After digging deeper into the results of its "State of Search Engine Marketing 2006" report, SEMPO has revealed that a majority of respondents in the North American study said they were interested in mobile and video search, but few were willing to pay more for those ads.
That's not surprising, given human nature -- if you ask someone if they'd like to pay more or less for something, I'd assume that most would choose "less." What's more interesting is the level of interest from marketers, indicating that these ad models may be farther along than some would think.
SEMPO reports that 66 percent of respondents say they would be interested in contextually targeted advertising attached to video search results. Of those marketers, 53 percent want contextual video ads, compared to 33 percent who want contextual text ads attached to video clips. For mobile, SEMPO found that 60 percent of respondents are interested in contextually targeted ads delivered to mobile search users.
Dana Todd, president of SEMPO, says she's cautiously optimistic on the future of mobile search.
"Advertisers go where the audience is interacting. In the U.S., the fact that everybody is carrying a cell phone is less important than what they're doing with it. Right now, they're using them in rudimentary ways, for communication, and for playing games and listening to music," Todd told SEW.
Todd pointed to a recent comScore study, which found that cell phone Internet usage is an activity for the young. That study found that 29 percent of respondents in the 25-34 demographic and 23 percent of 18-24 year olds currently subscribe to a cell phone Internet service, while only 13 percent of adults over 35 do so.

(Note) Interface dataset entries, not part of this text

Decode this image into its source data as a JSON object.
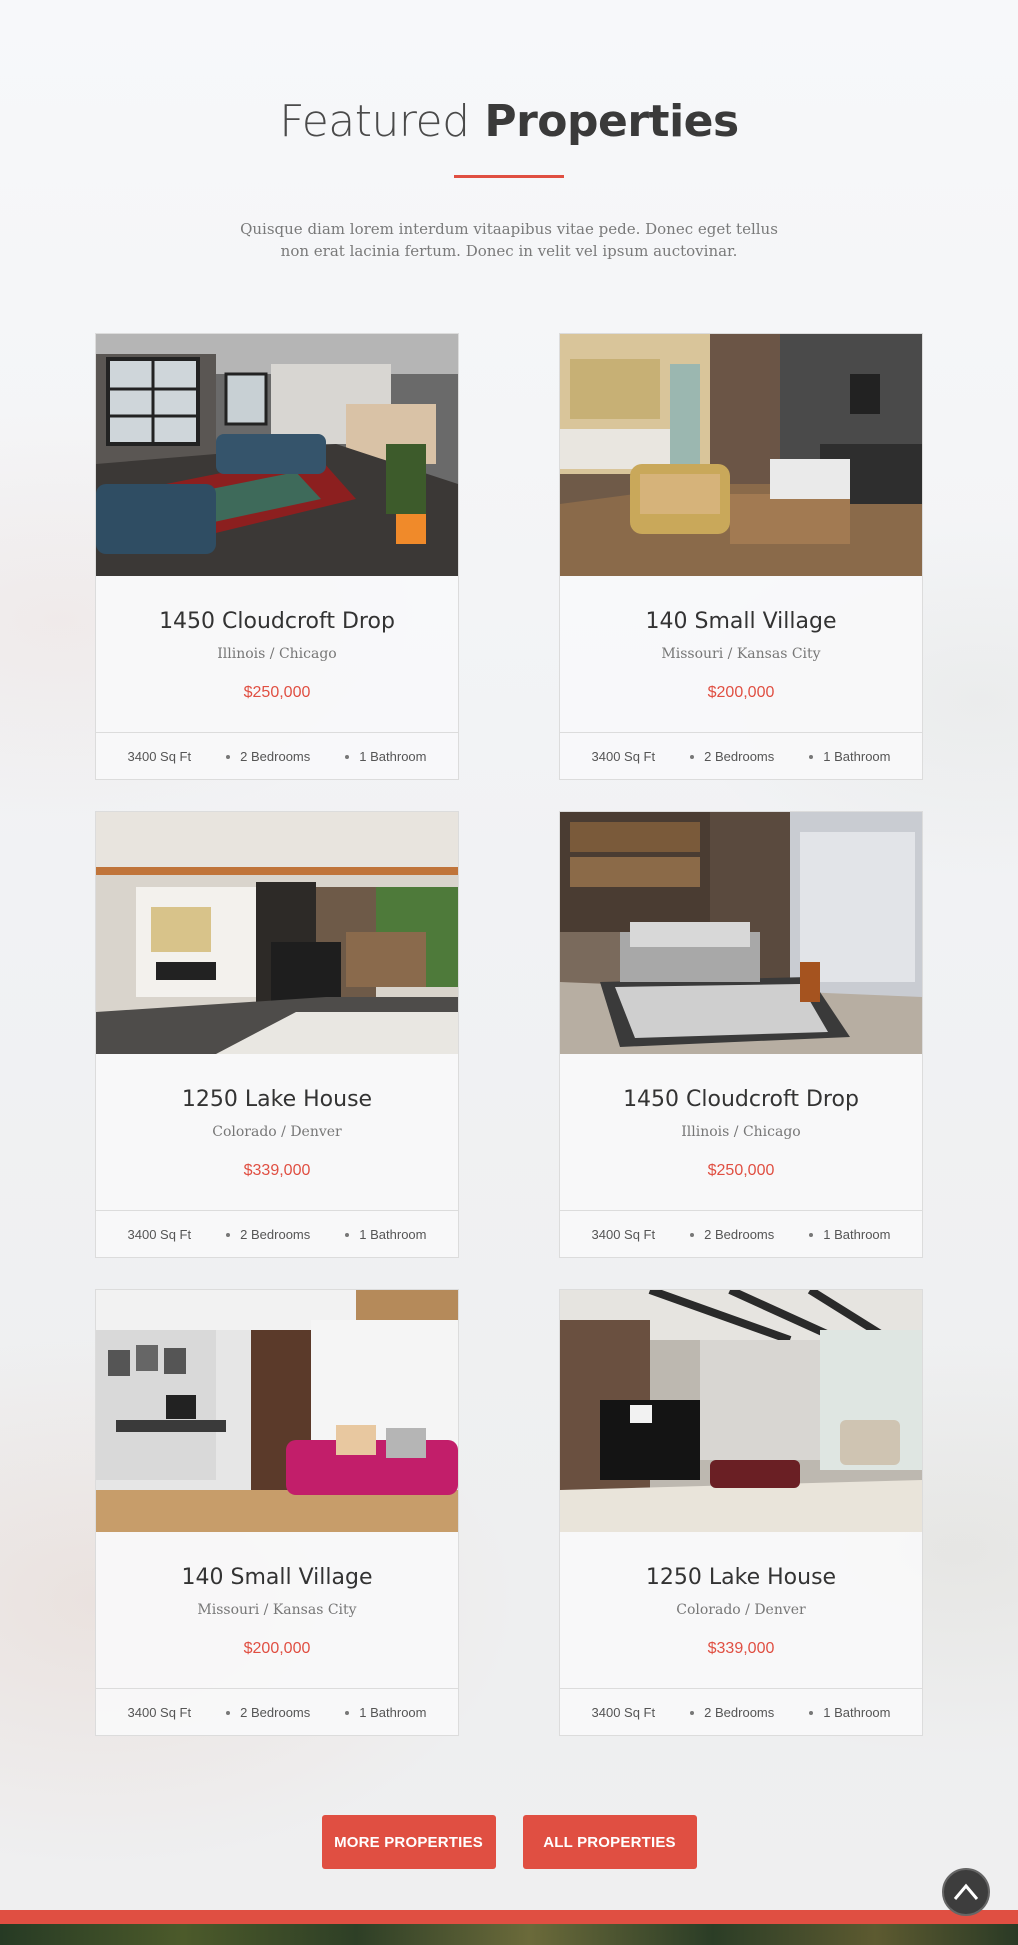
{
  "section": {
    "title_light": "Featured",
    "title_bold": "Properties",
    "intro": "Quisque diam lorem interdum vitaapibus vitae pede. Donec eget tellus non erat lacinia fertum. Donec in velit vel ipsum auctovinar."
  },
  "properties": [
    {
      "name": "1450 Cloudcroft Drop",
      "location": "Illinois / Chicago",
      "price": "$250,000",
      "area": "3400 Sq Ft",
      "bedrooms": "2 Bedrooms",
      "bathrooms": "1 Bathroom",
      "photo": "living-room-photo"
    },
    {
      "name": "140 Small Village",
      "location": "Missouri / Kansas City",
      "price": "$200,000",
      "area": "3400 Sq Ft",
      "bedrooms": "2 Bedrooms",
      "bathrooms": "1 Bathroom",
      "photo": "studio-apartment-photo"
    },
    {
      "name": "1250 Lake House",
      "location": "Colorado / Denver",
      "price": "$339,000",
      "area": "3400 Sq Ft",
      "bedrooms": "2 Bedrooms",
      "bathrooms": "1 Bathroom",
      "photo": "kitchen-photo"
    },
    {
      "name": "1450 Cloudcroft Drop",
      "location": "Illinois / Chicago",
      "price": "$250,000",
      "area": "3400 Sq Ft",
      "bedrooms": "2 Bedrooms",
      "bathrooms": "1 Bathroom",
      "photo": "bedroom-photo"
    },
    {
      "name": "140 Small Village",
      "location": "Missouri / Kansas City",
      "price": "$200,000",
      "area": "3400 Sq Ft",
      "bedrooms": "2 Bedrooms",
      "bathrooms": "1 Bathroom",
      "photo": "office-bedroom-photo"
    },
    {
      "name": "1250 Lake House",
      "location": "Colorado / Denver",
      "price": "$339,000",
      "area": "3400 Sq Ft",
      "bedrooms": "2 Bedrooms",
      "bathrooms": "1 Bathroom",
      "photo": "piano-lounge-photo"
    }
  ],
  "buttons": {
    "more": "MORE PROPERTIES",
    "all": "ALL PROPERTIES"
  },
  "colors": {
    "accent": "#e04f42"
  },
  "icons": {
    "scroll_top": "chevron-up-icon"
  }
}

"Until users find it's a useful environment, we're not going to see significant play, but there's still a market there," Todd said. "This is an area where local search has the most promise. We need to look at how users are interacting with their phones, and find a way to engage them there."